▶ Assignment: Type the records out again in full, exactly.

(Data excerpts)
[Start of section]

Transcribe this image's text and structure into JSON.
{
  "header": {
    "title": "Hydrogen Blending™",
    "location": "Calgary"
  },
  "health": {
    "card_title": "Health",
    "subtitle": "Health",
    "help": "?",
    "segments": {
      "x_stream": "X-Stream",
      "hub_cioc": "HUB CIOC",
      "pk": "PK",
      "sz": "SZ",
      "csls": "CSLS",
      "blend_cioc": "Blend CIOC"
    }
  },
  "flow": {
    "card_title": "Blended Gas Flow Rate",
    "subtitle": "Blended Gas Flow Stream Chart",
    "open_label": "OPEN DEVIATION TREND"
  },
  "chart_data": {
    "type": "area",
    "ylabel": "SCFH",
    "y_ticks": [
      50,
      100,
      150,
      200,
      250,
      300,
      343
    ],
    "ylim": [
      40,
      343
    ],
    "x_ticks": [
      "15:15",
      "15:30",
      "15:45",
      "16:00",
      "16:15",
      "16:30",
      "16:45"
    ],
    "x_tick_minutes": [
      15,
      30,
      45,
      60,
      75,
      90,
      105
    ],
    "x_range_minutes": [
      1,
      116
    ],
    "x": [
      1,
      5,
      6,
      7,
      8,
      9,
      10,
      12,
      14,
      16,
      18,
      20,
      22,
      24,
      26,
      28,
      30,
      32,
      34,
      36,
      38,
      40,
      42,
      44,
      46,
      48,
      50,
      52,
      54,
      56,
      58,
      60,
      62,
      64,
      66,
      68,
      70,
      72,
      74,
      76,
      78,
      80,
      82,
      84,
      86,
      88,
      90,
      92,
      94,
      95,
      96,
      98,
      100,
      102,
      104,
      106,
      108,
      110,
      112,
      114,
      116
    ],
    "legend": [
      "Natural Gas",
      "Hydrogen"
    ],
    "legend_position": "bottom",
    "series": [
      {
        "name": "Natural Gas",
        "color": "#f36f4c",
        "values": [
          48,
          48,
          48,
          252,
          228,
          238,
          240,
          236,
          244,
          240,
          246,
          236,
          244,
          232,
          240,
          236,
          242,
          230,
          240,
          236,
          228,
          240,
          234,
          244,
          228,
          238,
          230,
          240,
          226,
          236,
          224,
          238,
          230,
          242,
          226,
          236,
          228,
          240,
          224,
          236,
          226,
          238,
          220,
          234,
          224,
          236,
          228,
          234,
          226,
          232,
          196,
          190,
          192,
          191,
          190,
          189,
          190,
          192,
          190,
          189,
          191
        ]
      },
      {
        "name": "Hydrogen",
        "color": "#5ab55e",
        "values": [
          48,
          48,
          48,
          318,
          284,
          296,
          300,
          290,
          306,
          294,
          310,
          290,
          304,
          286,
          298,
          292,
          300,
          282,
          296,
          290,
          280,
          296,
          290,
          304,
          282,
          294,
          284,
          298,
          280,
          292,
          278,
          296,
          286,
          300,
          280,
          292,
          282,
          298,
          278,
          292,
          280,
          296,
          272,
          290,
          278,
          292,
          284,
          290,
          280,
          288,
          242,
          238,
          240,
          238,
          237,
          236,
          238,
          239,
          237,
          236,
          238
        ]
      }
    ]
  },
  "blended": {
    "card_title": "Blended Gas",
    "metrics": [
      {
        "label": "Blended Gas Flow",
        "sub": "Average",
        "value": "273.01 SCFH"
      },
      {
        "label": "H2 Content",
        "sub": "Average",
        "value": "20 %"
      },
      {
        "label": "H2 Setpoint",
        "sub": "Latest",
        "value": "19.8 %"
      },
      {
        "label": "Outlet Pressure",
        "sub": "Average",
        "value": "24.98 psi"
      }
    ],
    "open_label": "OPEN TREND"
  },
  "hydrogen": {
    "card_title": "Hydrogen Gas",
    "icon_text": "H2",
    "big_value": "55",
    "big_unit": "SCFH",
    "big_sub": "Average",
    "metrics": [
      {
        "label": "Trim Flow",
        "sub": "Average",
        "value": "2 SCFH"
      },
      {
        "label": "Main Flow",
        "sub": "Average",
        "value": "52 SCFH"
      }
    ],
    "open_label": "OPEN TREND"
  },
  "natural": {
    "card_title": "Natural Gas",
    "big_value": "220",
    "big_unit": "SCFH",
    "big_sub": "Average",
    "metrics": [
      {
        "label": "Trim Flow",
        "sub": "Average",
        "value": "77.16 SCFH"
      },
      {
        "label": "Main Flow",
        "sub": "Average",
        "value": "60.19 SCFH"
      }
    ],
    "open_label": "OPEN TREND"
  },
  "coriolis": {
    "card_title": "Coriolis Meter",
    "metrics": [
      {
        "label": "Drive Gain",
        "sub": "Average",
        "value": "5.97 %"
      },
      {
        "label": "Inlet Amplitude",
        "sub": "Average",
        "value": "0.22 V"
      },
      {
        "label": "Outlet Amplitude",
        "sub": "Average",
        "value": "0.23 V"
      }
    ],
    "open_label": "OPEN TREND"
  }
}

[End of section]

▶ Answer box:
Transcribe this image's text and structure into JSON.
{
  "header": {
    "title": "Hydrogen Blending™",
    "location": "Calgary"
  },
  "health": {
    "card_title": "Health",
    "subtitle": "Health",
    "help": "?",
    "segments": {
      "x_stream": "X-Stream",
      "hub_cioc": "HUB CIOC",
      "pk": "PK",
      "sz": "SZ",
      "csls": "CSLS",
      "blend_cioc": "Blend CIOC"
    }
  },
  "flow": {
    "card_title": "Blended Gas Flow Rate",
    "subtitle": "Blended Gas Flow Stream Chart",
    "open_label": "OPEN DEVIATION TREND"
  },
  "chart_data": {
    "type": "area",
    "ylabel": "SCFH",
    "y_ticks": [
      50,
      100,
      150,
      200,
      250,
      300,
      343
    ],
    "ylim": [
      40,
      343
    ],
    "x_ticks": [
      "15:15",
      "15:30",
      "15:45",
      "16:00",
      "16:15",
      "16:30",
      "16:45"
    ],
    "x_tick_minutes": [
      15,
      30,
      45,
      60,
      75,
      90,
      105
    ],
    "x_range_minutes": [
      1,
      116
    ],
    "x": [
      1,
      5,
      6,
      7,
      8,
      9,
      10,
      12,
      14,
      16,
      18,
      20,
      22,
      24,
      26,
      28,
      30,
      32,
      34,
      36,
      38,
      40,
      42,
      44,
      46,
      48,
      50,
      52,
      54,
      56,
      58,
      60,
      62,
      64,
      66,
      68,
      70,
      72,
      74,
      76,
      78,
      80,
      82,
      84,
      86,
      88,
      90,
      92,
      94,
      95,
      96,
      98,
      100,
      102,
      104,
      106,
      108,
      110,
      112,
      114,
      116
    ],
    "legend": [
      "Natural Gas",
      "Hydrogen"
    ],
    "legend_position": "bottom",
    "series": [
      {
        "name": "Natural Gas",
        "color": "#f36f4c",
        "values": [
          48,
          48,
          48,
          252,
          228,
          238,
          240,
          236,
          244,
          240,
          246,
          236,
          244,
          232,
          240,
          236,
          242,
          230,
          240,
          236,
          228,
          240,
          234,
          244,
          228,
          238,
          230,
          240,
          226,
          236,
          224,
          238,
          230,
          242,
          226,
          236,
          228,
          240,
          224,
          236,
          226,
          238,
          220,
          234,
          224,
          236,
          228,
          234,
          226,
          232,
          196,
          190,
          192,
          191,
          190,
          189,
          190,
          192,
          190,
          189,
          191
        ]
      },
      {
        "name": "Hydrogen",
        "color": "#5ab55e",
        "values": [
          48,
          48,
          48,
          318,
          284,
          296,
          300,
          290,
          306,
          294,
          310,
          290,
          304,
          286,
          298,
          292,
          300,
          282,
          296,
          290,
          280,
          296,
          290,
          304,
          282,
          294,
          284,
          298,
          280,
          292,
          278,
          296,
          286,
          300,
          280,
          292,
          282,
          298,
          278,
          292,
          280,
          296,
          272,
          290,
          278,
          292,
          284,
          290,
          280,
          288,
          242,
          238,
          240,
          238,
          237,
          236,
          238,
          239,
          237,
          236,
          238
        ]
      }
    ]
  },
  "blended": {
    "card_title": "Blended Gas",
    "metrics": [
      {
        "label": "Blended Gas Flow",
        "sub": "Average",
        "value": "273.01 SCFH"
      },
      {
        "label": "H2 Content",
        "sub": "Average",
        "value": "20 %"
      },
      {
        "label": "H2 Setpoint",
        "sub": "Latest",
        "value": "19.8 %"
      },
      {
        "label": "Outlet Pressure",
        "sub": "Average",
        "value": "24.98 psi"
      }
    ],
    "open_label": "OPEN TREND"
  },
  "hydrogen": {
    "card_title": "Hydrogen Gas",
    "icon_text": "H2",
    "big_value": "55",
    "big_unit": "SCFH",
    "big_sub": "Average",
    "metrics": [
      {
        "label": "Trim Flow",
        "sub": "Average",
        "value": "2 SCFH"
      },
      {
        "label": "Main Flow",
        "sub": "Average",
        "value": "52 SCFH"
      }
    ],
    "open_label": "OPEN TREND"
  },
  "natural": {
    "card_title": "Natural Gas",
    "big_value": "220",
    "big_unit": "SCFH",
    "big_sub": "Average",
    "metrics": [
      {
        "label": "Trim Flow",
        "sub": "Average",
        "value": "77.16 SCFH"
      },
      {
        "label": "Main Flow",
        "sub": "Average",
        "value": "60.19 SCFH"
      }
    ],
    "open_label": "OPEN TREND"
  },
  "coriolis": {
    "card_title": "Coriolis Meter",
    "metrics": [
      {
        "label": "Drive Gain",
        "sub": "Average",
        "value": "5.97 %"
      },
      {
        "label": "Inlet Amplitude",
        "sub": "Average",
        "value": "0.22 V"
      },
      {
        "label": "Outlet Amplitude",
        "sub": "Average",
        "value": "0.23 V"
      }
    ],
    "open_label": "OPEN TREND"
  }
}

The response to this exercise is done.